*** Begin section ***
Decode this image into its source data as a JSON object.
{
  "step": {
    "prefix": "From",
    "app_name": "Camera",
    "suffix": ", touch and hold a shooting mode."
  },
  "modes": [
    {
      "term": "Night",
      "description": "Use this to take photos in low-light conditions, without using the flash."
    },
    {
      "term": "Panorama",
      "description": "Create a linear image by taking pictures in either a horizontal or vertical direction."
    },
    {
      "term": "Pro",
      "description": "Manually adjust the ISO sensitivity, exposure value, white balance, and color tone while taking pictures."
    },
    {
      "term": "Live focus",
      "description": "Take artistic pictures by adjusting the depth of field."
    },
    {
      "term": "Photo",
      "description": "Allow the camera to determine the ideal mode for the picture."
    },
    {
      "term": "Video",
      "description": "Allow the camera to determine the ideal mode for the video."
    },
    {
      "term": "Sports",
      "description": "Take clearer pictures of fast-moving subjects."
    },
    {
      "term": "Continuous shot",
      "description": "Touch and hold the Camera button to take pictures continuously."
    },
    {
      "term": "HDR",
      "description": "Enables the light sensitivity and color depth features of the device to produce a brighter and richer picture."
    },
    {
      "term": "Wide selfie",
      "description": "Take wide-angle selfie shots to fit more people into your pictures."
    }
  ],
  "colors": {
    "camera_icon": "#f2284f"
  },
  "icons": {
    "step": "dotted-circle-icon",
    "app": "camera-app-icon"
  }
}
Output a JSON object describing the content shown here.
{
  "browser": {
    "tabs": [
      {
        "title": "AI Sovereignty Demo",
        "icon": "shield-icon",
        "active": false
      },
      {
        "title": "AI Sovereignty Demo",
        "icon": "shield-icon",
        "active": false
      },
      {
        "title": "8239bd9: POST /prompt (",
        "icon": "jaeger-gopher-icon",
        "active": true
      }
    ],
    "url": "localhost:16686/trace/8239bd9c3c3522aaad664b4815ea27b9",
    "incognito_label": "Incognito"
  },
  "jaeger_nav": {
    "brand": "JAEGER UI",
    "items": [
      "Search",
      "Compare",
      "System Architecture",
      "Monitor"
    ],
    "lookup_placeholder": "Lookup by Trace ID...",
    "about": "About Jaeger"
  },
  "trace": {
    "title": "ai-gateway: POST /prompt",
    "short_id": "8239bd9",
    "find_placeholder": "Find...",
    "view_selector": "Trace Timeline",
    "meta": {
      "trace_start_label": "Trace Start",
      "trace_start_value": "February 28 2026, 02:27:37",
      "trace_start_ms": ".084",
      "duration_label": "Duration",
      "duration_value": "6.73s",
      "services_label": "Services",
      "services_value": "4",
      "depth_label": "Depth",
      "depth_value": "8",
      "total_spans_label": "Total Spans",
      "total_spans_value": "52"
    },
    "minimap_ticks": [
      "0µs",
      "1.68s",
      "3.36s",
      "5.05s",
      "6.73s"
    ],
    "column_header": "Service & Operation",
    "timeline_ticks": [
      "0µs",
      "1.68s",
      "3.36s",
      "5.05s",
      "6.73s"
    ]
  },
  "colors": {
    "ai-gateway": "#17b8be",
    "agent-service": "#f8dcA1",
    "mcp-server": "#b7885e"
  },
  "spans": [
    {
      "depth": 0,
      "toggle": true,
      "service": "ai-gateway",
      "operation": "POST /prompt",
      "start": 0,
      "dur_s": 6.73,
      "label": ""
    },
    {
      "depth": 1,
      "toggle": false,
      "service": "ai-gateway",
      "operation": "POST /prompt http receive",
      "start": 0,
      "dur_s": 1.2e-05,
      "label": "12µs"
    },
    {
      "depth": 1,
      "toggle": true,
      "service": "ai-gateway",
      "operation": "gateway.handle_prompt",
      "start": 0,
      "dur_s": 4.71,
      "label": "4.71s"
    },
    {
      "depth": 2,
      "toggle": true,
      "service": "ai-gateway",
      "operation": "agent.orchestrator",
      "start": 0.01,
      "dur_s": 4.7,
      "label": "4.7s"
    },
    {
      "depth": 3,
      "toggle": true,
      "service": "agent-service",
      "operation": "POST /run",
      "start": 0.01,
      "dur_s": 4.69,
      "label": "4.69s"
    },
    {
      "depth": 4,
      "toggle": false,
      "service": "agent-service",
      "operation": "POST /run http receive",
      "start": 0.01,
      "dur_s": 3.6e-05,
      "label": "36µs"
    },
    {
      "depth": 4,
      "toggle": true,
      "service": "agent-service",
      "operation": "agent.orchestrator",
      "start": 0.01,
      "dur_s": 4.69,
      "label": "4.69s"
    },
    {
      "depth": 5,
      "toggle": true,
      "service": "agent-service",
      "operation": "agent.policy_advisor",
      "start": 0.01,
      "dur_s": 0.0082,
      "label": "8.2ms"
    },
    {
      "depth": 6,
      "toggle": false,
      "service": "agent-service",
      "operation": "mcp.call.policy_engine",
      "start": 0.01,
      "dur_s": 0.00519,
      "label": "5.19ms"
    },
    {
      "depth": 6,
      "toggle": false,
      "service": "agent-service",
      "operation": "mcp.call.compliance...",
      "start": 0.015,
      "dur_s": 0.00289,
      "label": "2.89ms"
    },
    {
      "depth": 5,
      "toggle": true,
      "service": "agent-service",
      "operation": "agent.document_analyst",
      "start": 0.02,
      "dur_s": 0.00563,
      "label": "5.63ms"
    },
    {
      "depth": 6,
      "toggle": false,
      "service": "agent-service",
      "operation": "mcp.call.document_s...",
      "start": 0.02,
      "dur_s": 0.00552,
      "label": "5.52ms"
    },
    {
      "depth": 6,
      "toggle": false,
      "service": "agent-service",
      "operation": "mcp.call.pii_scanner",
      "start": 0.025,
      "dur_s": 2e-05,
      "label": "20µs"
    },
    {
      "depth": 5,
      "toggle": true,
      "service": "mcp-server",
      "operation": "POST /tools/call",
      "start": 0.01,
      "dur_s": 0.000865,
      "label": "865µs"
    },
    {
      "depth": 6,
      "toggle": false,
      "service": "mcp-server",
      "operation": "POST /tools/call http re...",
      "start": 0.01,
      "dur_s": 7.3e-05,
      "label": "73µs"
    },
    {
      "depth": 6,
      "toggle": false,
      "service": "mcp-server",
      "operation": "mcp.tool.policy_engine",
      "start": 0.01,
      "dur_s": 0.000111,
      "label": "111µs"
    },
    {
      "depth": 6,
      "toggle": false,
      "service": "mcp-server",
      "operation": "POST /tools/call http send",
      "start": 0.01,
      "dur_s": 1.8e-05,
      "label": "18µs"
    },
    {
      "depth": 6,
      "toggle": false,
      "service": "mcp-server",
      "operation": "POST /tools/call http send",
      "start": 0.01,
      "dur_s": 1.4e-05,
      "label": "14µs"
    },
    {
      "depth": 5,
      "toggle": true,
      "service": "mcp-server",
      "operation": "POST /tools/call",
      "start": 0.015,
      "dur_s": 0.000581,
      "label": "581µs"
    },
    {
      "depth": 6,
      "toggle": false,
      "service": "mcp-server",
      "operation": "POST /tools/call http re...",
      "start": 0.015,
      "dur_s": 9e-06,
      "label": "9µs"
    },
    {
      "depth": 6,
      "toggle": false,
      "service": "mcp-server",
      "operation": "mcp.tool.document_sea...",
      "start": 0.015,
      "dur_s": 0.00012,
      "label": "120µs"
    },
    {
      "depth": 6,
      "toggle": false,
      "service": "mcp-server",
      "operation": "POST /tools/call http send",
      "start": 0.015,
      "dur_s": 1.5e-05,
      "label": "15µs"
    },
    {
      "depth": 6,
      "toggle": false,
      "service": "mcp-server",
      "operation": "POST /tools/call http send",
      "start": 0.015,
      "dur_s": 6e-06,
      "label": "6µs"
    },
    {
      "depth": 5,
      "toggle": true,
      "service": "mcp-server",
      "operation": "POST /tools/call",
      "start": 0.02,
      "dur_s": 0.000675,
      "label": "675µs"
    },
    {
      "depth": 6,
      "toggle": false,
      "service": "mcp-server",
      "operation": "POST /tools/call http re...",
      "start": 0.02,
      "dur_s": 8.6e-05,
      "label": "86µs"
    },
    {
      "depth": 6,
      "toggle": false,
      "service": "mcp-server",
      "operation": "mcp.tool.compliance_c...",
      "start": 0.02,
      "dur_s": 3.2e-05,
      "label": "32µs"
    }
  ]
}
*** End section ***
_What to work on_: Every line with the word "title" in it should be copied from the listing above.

_Response to the task_:
        "title": "AI Sovereignty Demo",
        "title": "AI Sovereignty Demo",
        "title": "8239bd9: POST /prompt (",
    "title": "ai-gateway: POST /prompt",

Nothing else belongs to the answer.